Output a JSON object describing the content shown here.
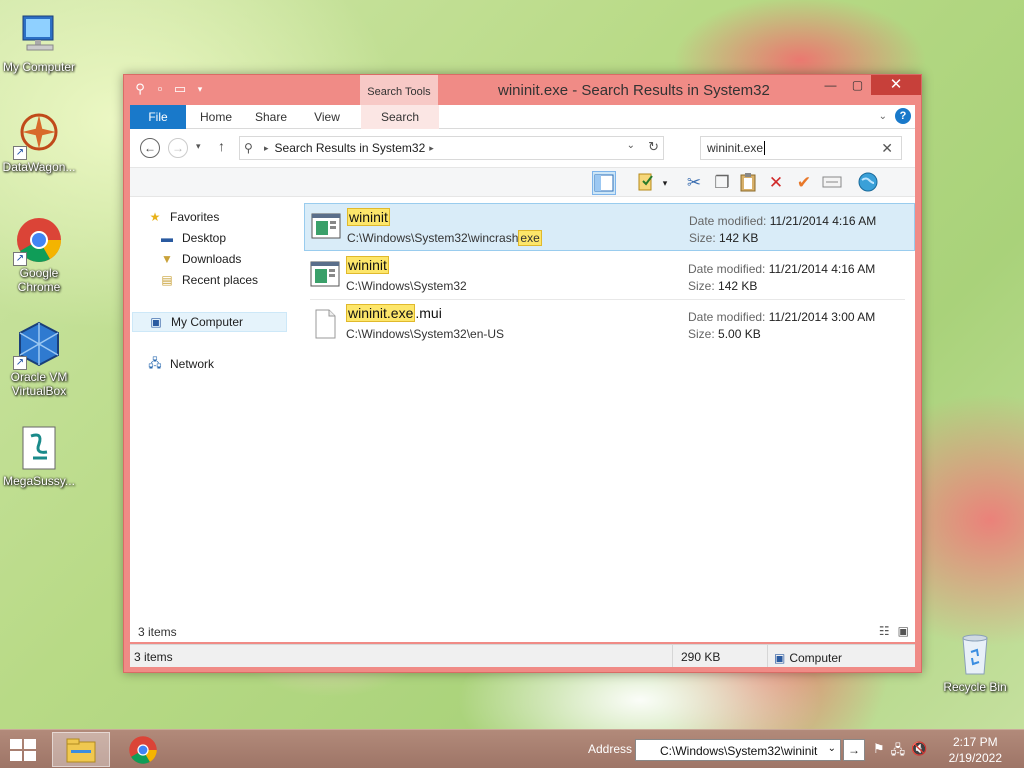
{
  "desktop": {
    "icons": [
      {
        "label": "My Computer"
      },
      {
        "label": "DataWagon..."
      },
      {
        "label": "Google Chrome"
      },
      {
        "label": "Oracle VM VirtualBox"
      },
      {
        "label": "MegaSussy..."
      },
      {
        "label": "Recycle Bin"
      }
    ]
  },
  "window": {
    "title": "wininit.exe - Search Results in System32",
    "context_tab_group": "Search Tools",
    "ribbon_tabs": [
      "File",
      "Home",
      "Share",
      "View",
      "Search"
    ],
    "address_path": "Search Results in System32",
    "search_value": "wininit.exe",
    "nav": {
      "favorites": "Favorites",
      "desktop": "Desktop",
      "downloads": "Downloads",
      "recent": "Recent places",
      "computer": "My Computer",
      "network": "Network"
    },
    "results": [
      {
        "name_hl": "wininit",
        "name_rest": "",
        "path_pre": "C:\\Windows\\System32\\wincrash",
        "path_hl": "exe",
        "date_label": "Date modified:",
        "date": "11/21/2014 4:16 AM",
        "size_label": "Size:",
        "size": "142 KB"
      },
      {
        "name_hl": "wininit",
        "name_rest": "",
        "path_pre": "C:\\Windows\\System32",
        "path_hl": "",
        "date_label": "Date modified:",
        "date": "11/21/2014 4:16 AM",
        "size_label": "Size:",
        "size": "142 KB"
      },
      {
        "name_hl": "wininit.exe",
        "name_rest": ".mui",
        "path_pre": "C:\\Windows\\System32\\en-US",
        "path_hl": "",
        "date_label": "Date modified:",
        "date": "11/21/2014 3:00 AM",
        "size_label": "Size:",
        "size": "5.00 KB"
      }
    ],
    "item_count": "3 items",
    "status": {
      "items": "3 items",
      "size": "290 KB",
      "location": "Computer"
    }
  },
  "taskbar": {
    "address_label": "Address",
    "address_value": "C:\\Windows\\System32\\wininit",
    "time": "2:17 PM",
    "date": "2/19/2022"
  },
  "colors": {
    "window_frame": "#f08b86",
    "accent_blue": "#1979ca",
    "highlight": "#fde66a"
  }
}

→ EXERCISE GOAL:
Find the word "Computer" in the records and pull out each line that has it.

→ RESULT OF THIS TASK:
        "label": "My Computer"
      "computer": "My Computer",
      "location": "Computer"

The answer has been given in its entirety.